In 2020, voters raised concerns over the propriety of CTCL grant money being distributed across the country. In Iowa, Michigan, Minnesota, Pennsylvania, South Carolina, Texas, and Wisconsin, voters filed lawsuits, alleging undue private influence on elections. Running elections has been, and should continue to be, a taxpayer funded effort with proper public scrutiny and oversight of the budget. But the private groups found a legal loophole that many legislatures now are seeking to close. Private money has the potential for kickbacks and conflicts of interest. The private grantmaker CTCL also used a questionable contract where local election officials signed away power over the government budget, by agreeing with CTCL’s condition “not to reduce the budget.” 

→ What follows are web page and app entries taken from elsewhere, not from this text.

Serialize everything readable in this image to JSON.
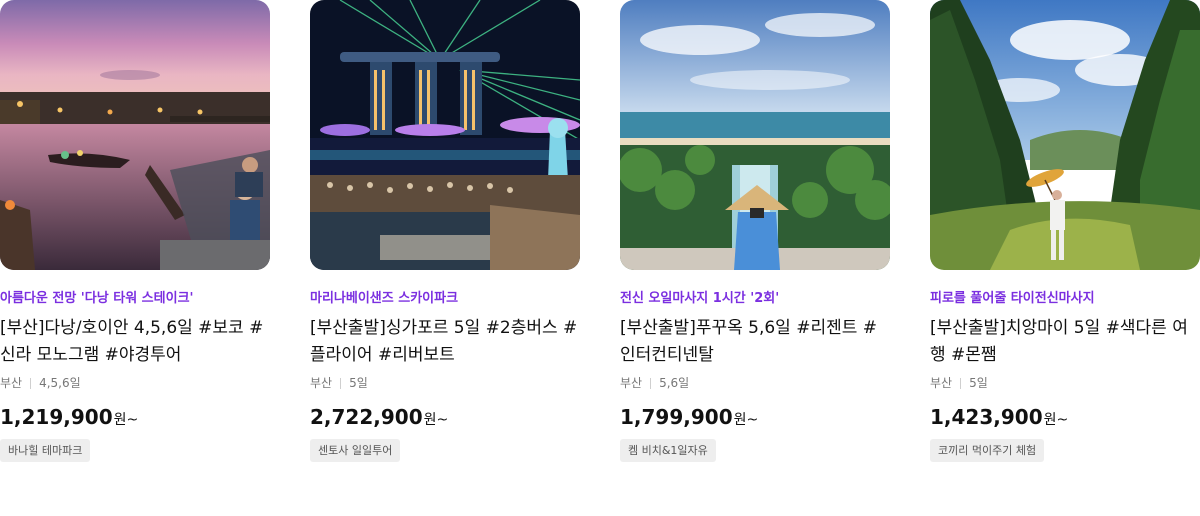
{
  "cards": [
    {
      "promo": "아름다운 전망 '다낭 타워 스테이크'",
      "title": "[부산]다낭/호이안 4,5,6일 #보코 #신라 모노그램 #야경투어",
      "origin": "부산",
      "duration": "4,5,6일",
      "price": "1,219,900",
      "currency": "원~",
      "tag": "바나힐 테마파크"
    },
    {
      "promo": "마리나베이샌즈 스카이파크",
      "title": "[부산출발]싱가포르 5일 #2층버스 #플라이어 #리버보트",
      "origin": "부산",
      "duration": "5일",
      "price": "2,722,900",
      "currency": "원~",
      "tag": "센토사 일일투어"
    },
    {
      "promo": "전신 오일마사지 1시간 '2회'",
      "title": "[부산출발]푸꾸옥 5,6일 #리젠트 #인터컨티넨탈",
      "origin": "부산",
      "duration": "5,6일",
      "price": "1,799,900",
      "currency": "원~",
      "tag": "켐 비치&1일자유"
    },
    {
      "promo": "피로를 풀어줄 타이전신마사지",
      "title": "[부산출발]치앙마이 5일 #색다른 여행 #몬쨈",
      "origin": "부산",
      "duration": "5일",
      "price": "1,423,900",
      "currency": "원~",
      "tag": "코끼리 먹이주기 체험"
    }
  ],
  "colors": {
    "promo": "#7b2fe0",
    "tag_bg": "#eeeeee"
  }
}
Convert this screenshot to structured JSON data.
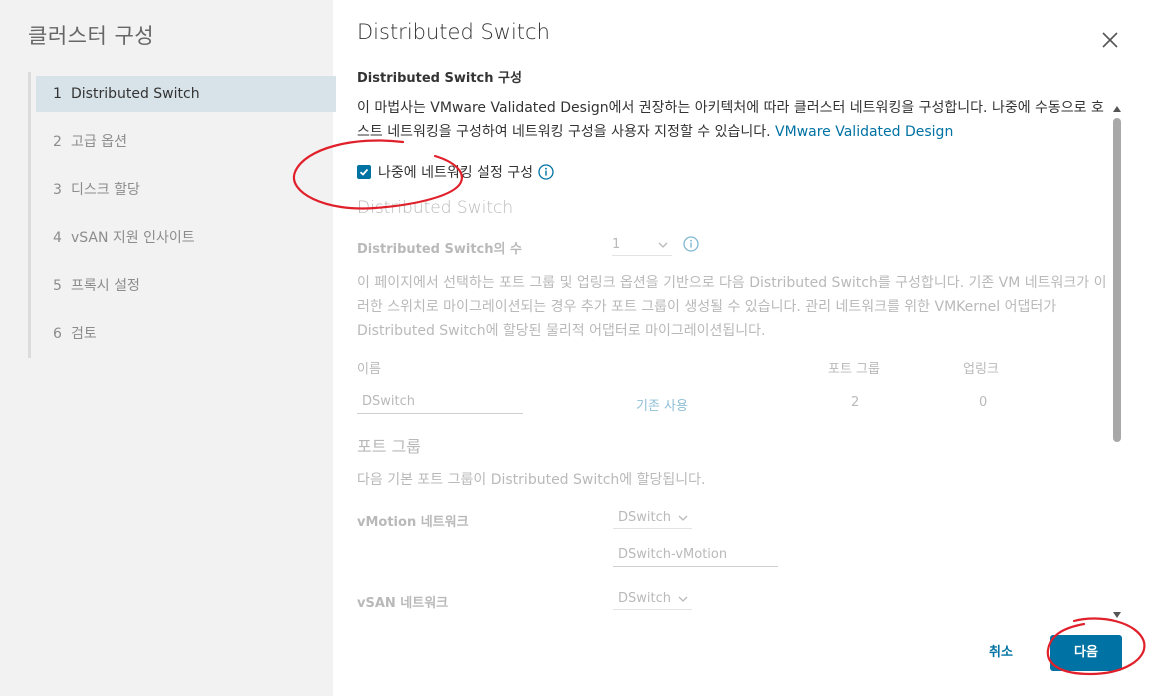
{
  "sidebar": {
    "title": "클러스터 구성",
    "steps": [
      {
        "num": "1",
        "label": "Distributed Switch"
      },
      {
        "num": "2",
        "label": "고급 옵션"
      },
      {
        "num": "3",
        "label": "디스크 할당"
      },
      {
        "num": "4",
        "label": "vSAN 지원 인사이트"
      },
      {
        "num": "5",
        "label": "프록시 설정"
      },
      {
        "num": "6",
        "label": "검토"
      }
    ]
  },
  "header": {
    "title": "Distributed Switch",
    "subtitle": "Distributed Switch 구성"
  },
  "main": {
    "description": "이 마법사는 VMware Validated Design에서 권장하는 아키텍처에 따라 클러스터 네트워킹을 구성합니다. 나중에 수동으로 호스트 네트워킹을 구성하여 네트워킹 구성을 사용자 지정할 수 있습니다. ",
    "description_link": "VMware Validated Design",
    "checkbox_label": "나중에 네트워킹 설정 구성",
    "checkbox_checked": true,
    "ds_heading": "Distributed Switch",
    "ds_count_label": "Distributed Switch의 수",
    "ds_count_value": "1",
    "ds_desc": "이 페이지에서 선택하는 포트 그룹 및 업링크 옵션을 기반으로 다음 Distributed Switch를 구성합니다. 기존 VM 네트워크가 이러한 스위치로 마이그레이션되는 경우 추가 포트 그룹이 생성될 수 있습니다. 관리 네트워크를 위한 VMKernel 어댑터가 Distributed Switch에 할당된 물리적 어댑터로 마이그레이션됩니다.",
    "table": {
      "col_name": "이름",
      "col_portgroup": "포트 그룹",
      "col_uplink": "업링크",
      "row": {
        "name": "DSwitch",
        "action": "기존 사용",
        "portgroups": "2",
        "uplinks": "0"
      }
    },
    "pg_heading": "포트 그룹",
    "pg_desc": "다음 기본 포트 그룹이 Distributed Switch에 할당됩니다.",
    "vmotion_label": "vMotion 네트워크",
    "vmotion_switch": "DSwitch",
    "vmotion_pg": "DSwitch-vMotion",
    "vsan_label": "vSAN 네트워크",
    "vsan_switch": "DSwitch"
  },
  "footer": {
    "cancel_label": "취소",
    "next_label": "다음"
  },
  "colors": {
    "accent": "#0072a3",
    "annotation": "#e0202a"
  }
}
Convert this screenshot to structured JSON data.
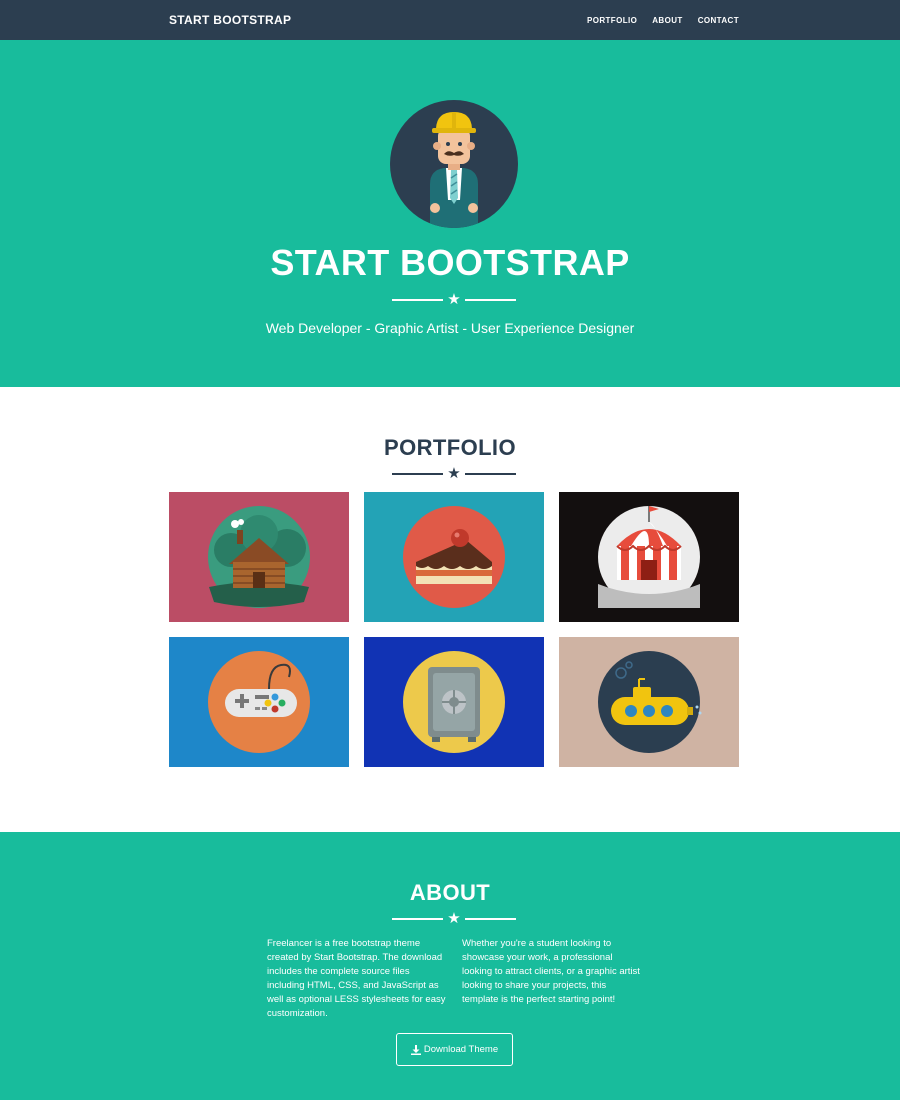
{
  "nav": {
    "brand": "START BOOTSTRAP",
    "links": [
      "PORTFOLIO",
      "ABOUT",
      "CONTACT"
    ]
  },
  "hero": {
    "title": "START BOOTSTRAP",
    "tagline": "Web Developer - Graphic Artist - User Experience Designer",
    "divider_icon": "star-icon"
  },
  "portfolio": {
    "heading": "PORTFOLIO",
    "items": [
      {
        "icon": "cabin-icon",
        "bg": "#bb4d65",
        "circle": "#3a9c7f"
      },
      {
        "icon": "cake-icon",
        "bg": "#23a3b6",
        "circle": "#e05a48"
      },
      {
        "icon": "circus-tent-icon",
        "bg": "#130f0f",
        "circle": "#ececec"
      },
      {
        "icon": "game-controller-icon",
        "bg": "#1e87c9",
        "circle": "#e58145"
      },
      {
        "icon": "safe-icon",
        "bg": "#1133b4",
        "circle": "#edc94b"
      },
      {
        "icon": "submarine-icon",
        "bg": "#cfb3a3",
        "circle": "#2b3e50"
      }
    ]
  },
  "about": {
    "heading": "ABOUT",
    "paragraphs": [
      "Freelancer is a free bootstrap theme created by Start Bootstrap. The download includes the complete source files including HTML, CSS, and JavaScript as well as optional LESS stylesheets for easy customization.",
      "Whether you're a student looking to showcase your work, a professional looking to attract clients, or a graphic artist looking to share your projects, this template is the perfect starting point!"
    ],
    "button_label": "Download Theme",
    "button_icon": "download-icon"
  },
  "colors": {
    "primary": "#18bc9c",
    "dark": "#2c3e50",
    "white": "#ffffff"
  }
}
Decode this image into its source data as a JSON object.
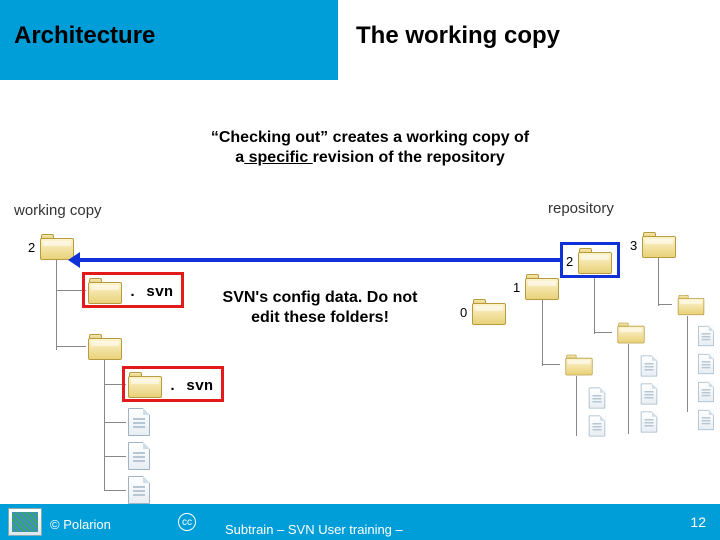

In March, Mississippi passed HB 1365 a ban on private funding of elections. Concerns about this type of election fraud is why many states—Arizona, Arkansas, Florida, Georgia, Idaho, Kansas, North Dakota, Ohio, Tennessee, Texas—already have passed laws regulating private money in elections. But many state governors—Louisiana, Michigan, North Carolina, Pennsylvania, Wisconsin—have unwisely vetoed efforts in their states. 

The divide has largely been along party lines, with Republicans supporting the reforms and Democrats opposed, but this issue should not be a partisan issue.  

Who knows where the next funds could come from and how a future donor could cherry-pick which local election offices to send the money, without limited oversight?

Back in 2020, National Public Radio glowingly praised such private funding, reporting that it “saved the 2020 election.” Now, financial audits show the opposite, and election grant reforms are both common sense and a good use of taxpayer cents.  In this case, misuse of private funds cost Hinds County taxpayers $250,000. The haste with which private grants were accepted without proper review and transparency means the voters will be the ones footing the bill. Over a year after the 2020 election, audits show those private grants given with little oversight ended up costing the people the most.